_Exercise goal_
Only the lines from the one that contains "Serialize everything readable" to the end of the material below are wanted, each duplicated exactly.

_Given records_

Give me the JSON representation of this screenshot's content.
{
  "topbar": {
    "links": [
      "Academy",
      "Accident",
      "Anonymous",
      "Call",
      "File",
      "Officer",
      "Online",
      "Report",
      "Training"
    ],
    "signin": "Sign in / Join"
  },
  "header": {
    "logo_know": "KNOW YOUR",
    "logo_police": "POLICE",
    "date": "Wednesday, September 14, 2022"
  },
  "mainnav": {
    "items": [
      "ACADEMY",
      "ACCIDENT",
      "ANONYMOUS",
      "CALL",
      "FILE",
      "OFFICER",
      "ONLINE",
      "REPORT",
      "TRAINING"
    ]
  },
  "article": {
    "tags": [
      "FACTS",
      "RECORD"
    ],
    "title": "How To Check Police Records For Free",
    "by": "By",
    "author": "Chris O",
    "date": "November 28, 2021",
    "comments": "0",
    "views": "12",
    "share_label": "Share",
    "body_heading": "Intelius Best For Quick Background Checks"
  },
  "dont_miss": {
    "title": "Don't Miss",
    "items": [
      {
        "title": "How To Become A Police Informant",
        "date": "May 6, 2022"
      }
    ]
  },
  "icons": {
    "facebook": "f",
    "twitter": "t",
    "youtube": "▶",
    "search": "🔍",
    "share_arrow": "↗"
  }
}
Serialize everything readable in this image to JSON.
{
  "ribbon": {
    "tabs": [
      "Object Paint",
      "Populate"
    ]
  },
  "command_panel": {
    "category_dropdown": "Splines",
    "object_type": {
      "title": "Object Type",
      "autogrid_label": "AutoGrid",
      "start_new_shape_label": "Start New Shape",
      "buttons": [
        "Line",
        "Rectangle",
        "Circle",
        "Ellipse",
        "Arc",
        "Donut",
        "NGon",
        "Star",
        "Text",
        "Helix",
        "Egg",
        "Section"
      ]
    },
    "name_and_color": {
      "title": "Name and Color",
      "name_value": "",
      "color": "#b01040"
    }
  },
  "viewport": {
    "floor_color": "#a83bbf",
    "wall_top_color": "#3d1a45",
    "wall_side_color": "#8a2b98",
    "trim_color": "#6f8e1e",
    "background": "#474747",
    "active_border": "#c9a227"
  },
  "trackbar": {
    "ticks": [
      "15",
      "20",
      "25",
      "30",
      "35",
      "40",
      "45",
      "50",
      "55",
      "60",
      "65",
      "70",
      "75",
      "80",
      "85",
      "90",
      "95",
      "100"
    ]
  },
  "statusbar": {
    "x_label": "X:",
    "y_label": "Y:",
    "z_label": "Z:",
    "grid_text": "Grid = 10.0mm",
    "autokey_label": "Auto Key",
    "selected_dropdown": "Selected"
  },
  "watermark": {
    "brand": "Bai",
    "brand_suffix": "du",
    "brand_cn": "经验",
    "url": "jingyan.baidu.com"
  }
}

_Exercise response_
Serialize everything readable in this image to JSON.
{
  "ribbon": {
    "tabs": [
      "Object Paint",
      "Populate"
    ]
  },
  "command_panel": {
    "category_dropdown": "Splines",
    "object_type": {
      "title": "Object Type",
      "autogrid_label": "AutoGrid",
      "start_new_shape_label": "Start New Shape",
      "buttons": [
        "Line",
        "Rectangle",
        "Circle",
        "Ellipse",
        "Arc",
        "Donut",
        "NGon",
        "Star",
        "Text",
        "Helix",
        "Egg",
        "Section"
      ]
    },
    "name_and_color": {
      "title": "Name and Color",
      "name_value": "",
      "color": "#b01040"
    }
  },
  "viewport": {
    "floor_color": "#a83bbf",
    "wall_top_color": "#3d1a45",
    "wall_side_color": "#8a2b98",
    "trim_color": "#6f8e1e",
    "background": "#474747",
    "active_border": "#c9a227"
  },
  "trackbar": {
    "ticks": [
      "15",
      "20",
      "25",
      "30",
      "35",
      "40",
      "45",
      "50",
      "55",
      "60",
      "65",
      "70",
      "75",
      "80",
      "85",
      "90",
      "95",
      "100"
    ]
  },
  "statusbar": {
    "x_label": "X:",
    "y_label": "Y:",
    "z_label": "Z:",
    "grid_text": "Grid = 10.0mm",
    "autokey_label": "Auto Key",
    "selected_dropdown": "Selected"
  },
  "watermark": {
    "brand": "Bai",
    "brand_suffix": "du",
    "brand_cn": "经验",
    "url": "jingyan.baidu.com"
  }
}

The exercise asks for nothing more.